The fourth and final part of an experts' discussion panel on verification tries to look forward and reveals that, as ever, it's all about the coverage.
EE Times: Would it be easier to come together now to establish what system-level coverage metrics are before we've created these walls?
Martin: We've talked about the platforms you're going to use for system level validation -- it's going to be emulation, FPGA prototyping, and so on. How do you get coverage metrics out of something like that?
Levia: In my experience in standards, they converge quickly when a user knows what they want. When EDA vendors are left to decide what the standard ought to be, it takes time, because there are ulterior motives.
Martin: I agree. EDA vendors traditionally use standards to protect their space and added value. And then you have different camps.
Gary Smith: ARM is the prototype of the new semiconductor company. They are the semiconductor company that doesn't have to worry about producing the silicon. You walk around ARM, and it looks like an EDA company or an IP company, but it's not. When you get that critical mass, there are going to be more of these companies. Qualcomm and Broadcomm are starting to act more in this role. New semiconductor companies are going to make less and less of their money producing silicon chips. They are producing the designs. We sort of ripped the manufacturing out of the semiconductor business -- the foundries will make the product. New semiconductor companies will empower the things that come together.
Martin: The irony is the value is actually in the software. In some ways, the hardware eats into your margin. The more you spend on hardware, the more you eat into your margin.

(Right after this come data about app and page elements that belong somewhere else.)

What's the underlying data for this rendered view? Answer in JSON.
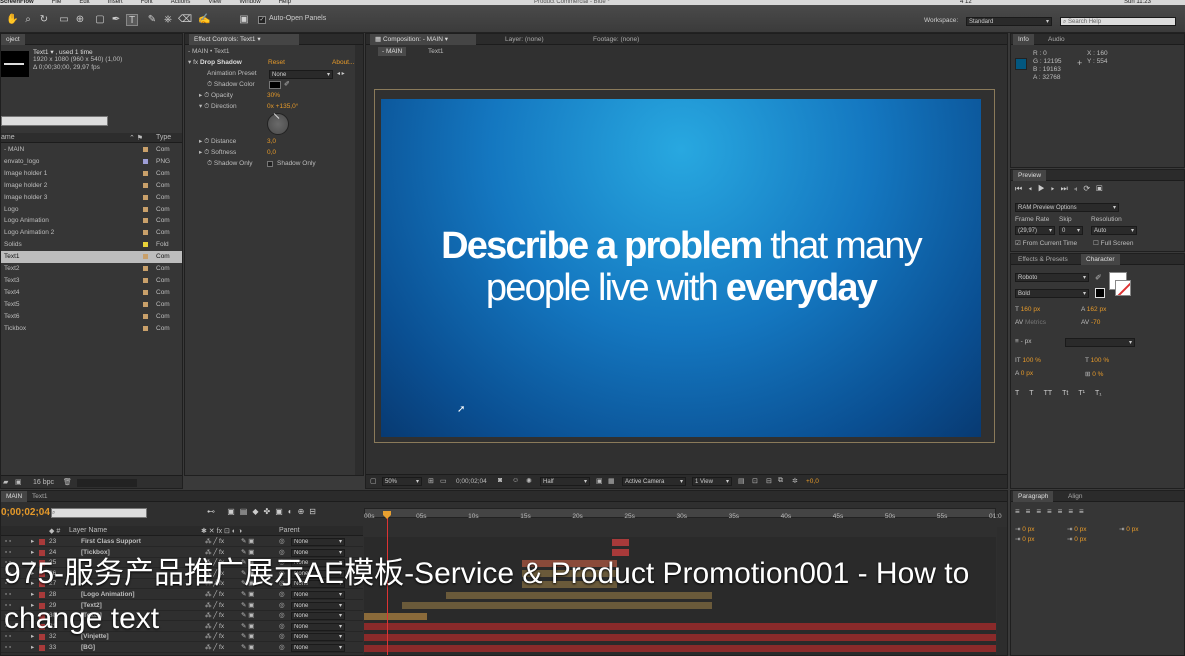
{
  "app": {
    "menu": [
      "ScreenFlow",
      "File",
      "Edit",
      "Insert",
      "Font",
      "Actions",
      "View",
      "Window",
      "Help"
    ],
    "window_title": "Product Commercial - Blue *",
    "clock": "Sun 11:23",
    "status": "4 12"
  },
  "toolbar": {
    "auto_open_label": "Auto-Open Panels",
    "workspace_label": "Workspace:",
    "workspace_value": "Standard",
    "search_placeholder": "Search Help"
  },
  "project": {
    "tab": "oject",
    "item_name": "Text1 ▾ , used 1 time",
    "item_dims": "1920 x 1080  (960 x 540) (1,00)",
    "item_duration": "Δ 0;00;30;00, 29,97 fps",
    "col_name": "ame",
    "col_type": "Type",
    "items": [
      {
        "name": "- MAIN",
        "type": "Com",
        "color": "#c9a06a"
      },
      {
        "name": "envato_logo",
        "type": "PNG",
        "color": "#9e9ed6"
      },
      {
        "name": "Image holder 1",
        "type": "Com",
        "color": "#c9a06a"
      },
      {
        "name": "Image holder 2",
        "type": "Com",
        "color": "#c9a06a"
      },
      {
        "name": "Image holder 3",
        "type": "Com",
        "color": "#c9a06a"
      },
      {
        "name": "Logo",
        "type": "Com",
        "color": "#c9a06a"
      },
      {
        "name": "Logo Animation",
        "type": "Com",
        "color": "#c9a06a"
      },
      {
        "name": "Logo Animation 2",
        "type": "Com",
        "color": "#c9a06a"
      },
      {
        "name": "Solids",
        "type": "Fold",
        "color": "#e8d238"
      },
      {
        "name": "Text1",
        "type": "Com",
        "color": "#c9a06a",
        "selected": true
      },
      {
        "name": "Text2",
        "type": "Com",
        "color": "#c9a06a"
      },
      {
        "name": "Text3",
        "type": "Com",
        "color": "#c9a06a"
      },
      {
        "name": "Text4",
        "type": "Com",
        "color": "#c9a06a"
      },
      {
        "name": "Text5",
        "type": "Com",
        "color": "#c9a06a"
      },
      {
        "name": "Text6",
        "type": "Com",
        "color": "#c9a06a"
      },
      {
        "name": "Tickbox",
        "type": "Com",
        "color": "#c9a06a"
      }
    ],
    "bpc": "16 bpc"
  },
  "effects": {
    "tab": "Effect Controls: Text1",
    "breadcrumb": "- MAIN • Text1",
    "effect_name": "Drop Shadow",
    "reset": "Reset",
    "about": "About...",
    "preset_label": "Animation Preset",
    "preset_value": "None",
    "shadow_color_label": "Shadow Color",
    "opacity_label": "Opacity",
    "opacity_value": "30%",
    "direction_label": "Direction",
    "direction_value": "0x +135,0°",
    "distance_label": "Distance",
    "distance_value": "3,0",
    "softness_label": "Softness",
    "softness_value": "0,0",
    "shadow_only_label": "Shadow Only",
    "shadow_only_check": "Shadow Only"
  },
  "composition": {
    "tab": "Composition: - MAIN",
    "layer_tab": "Layer: (none)",
    "footage_tab": "Footage: (none)",
    "crumb_main": "- MAIN",
    "crumb_text": "Text1",
    "line1_bold": "Describe a problem",
    "line1_light": " that many",
    "line2_light": "people live with ",
    "line2_bold": "everyday",
    "zoom": "50%",
    "timecode": "0;00;02;04",
    "resolution": "Half",
    "camera": "Active Camera",
    "view": "1 View",
    "exposure": "+0,0"
  },
  "info": {
    "tab_info": "Info",
    "tab_audio": "Audio",
    "r": "R : 0",
    "g": "G : 12195",
    "b": "B : 19163",
    "a": "A : 32768",
    "x": "X : 160",
    "y": "Y : 554",
    "color": "#03577f"
  },
  "preview": {
    "tab": "Preview",
    "ram_options": "RAM Preview Options",
    "frame_rate_label": "Frame Rate",
    "skip_label": "Skip",
    "resolution_label": "Resolution",
    "frame_rate_value": "(29,97)",
    "skip_value": "0",
    "resolution_value": "Auto",
    "from_current": "From Current Time",
    "full_screen": "Full Screen"
  },
  "character": {
    "tab_effects": "Effects & Presets",
    "tab_character": "Character",
    "font": "Roboto",
    "style": "Bold",
    "size": "160 px",
    "leading": "162 px",
    "kerning": "Metrics",
    "tracking": "-70",
    "stroke": "- px",
    "vscale": "100 %",
    "hscale": "100 %",
    "baseline": "0 px",
    "tsume": "0 %",
    "styles": [
      "T",
      "T",
      "TT",
      "Tt",
      "T¹",
      "T₁"
    ]
  },
  "paragraph": {
    "tab_paragraph": "Paragraph",
    "tab_align": "Align",
    "indent_values": [
      "0 px",
      "0 px",
      "0 px",
      "0 px",
      "0 px"
    ]
  },
  "timeline": {
    "tab_main": "MAIN",
    "tab_text1": "Text1",
    "timecode": "0;00;02;04",
    "col_layer": "Layer Name",
    "col_parent": "Parent",
    "ruler": [
      "00s",
      "05s",
      "10s",
      "15s",
      "20s",
      "25s",
      "30s",
      "35s",
      "40s",
      "45s",
      "50s",
      "55s",
      "01:0"
    ],
    "layers": [
      {
        "num": "23",
        "name": "First Class Support",
        "parent": "None",
        "bar_start": 0.392,
        "bar_end": 0.42,
        "color": "#a83a3a"
      },
      {
        "num": "24",
        "name": "[Tickbox]",
        "parent": "None",
        "bar_start": 0.392,
        "bar_end": 0.42,
        "color": "#a83a3a"
      },
      {
        "num": "25",
        "name": "",
        "parent": "None",
        "bar_start": 0.25,
        "bar_end": 0.4,
        "color": "#8a4a3a"
      },
      {
        "num": "26",
        "name": "",
        "parent": "None",
        "bar_start": 0.25,
        "bar_end": 0.4,
        "color": "#6a5a3a"
      },
      {
        "num": "27",
        "name": "",
        "parent": "None",
        "bar_start": 0.25,
        "bar_end": 0.4,
        "color": "#6a5a3a"
      },
      {
        "num": "28",
        "name": "[Logo Animation]",
        "parent": "None",
        "bar_start": 0.13,
        "bar_end": 0.55,
        "color": "#6a5a3a"
      },
      {
        "num": "29",
        "name": "[Text2]",
        "parent": "None",
        "bar_start": 0.06,
        "bar_end": 0.55,
        "color": "#6a5a3a"
      },
      {
        "num": "30",
        "name": "[Text1]",
        "parent": "None",
        "bar_start": 0.0,
        "bar_end": 0.1,
        "color": "#8a6a3a"
      },
      {
        "num": "31",
        "name": "",
        "parent": "None",
        "bar_start": 0.0,
        "bar_end": 1.0,
        "color": "#8a2a2a"
      },
      {
        "num": "32",
        "name": "[Vinjette]",
        "parent": "None",
        "bar_start": 0.0,
        "bar_end": 1.0,
        "color": "#8a2a2a"
      },
      {
        "num": "33",
        "name": "[BG]",
        "parent": "None",
        "bar_start": 0.0,
        "bar_end": 1.0,
        "color": "#8a2a2a"
      }
    ]
  },
  "caption": {
    "line1": "975-服务产品推广展示AE模板-Service & Product Promotion001 - How to",
    "line2": "change text"
  }
}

That's why there is this continual drive to spend more on software and integration and to drive the baseline capabilities to the supply chain. That's the only way that they can maintain their margins.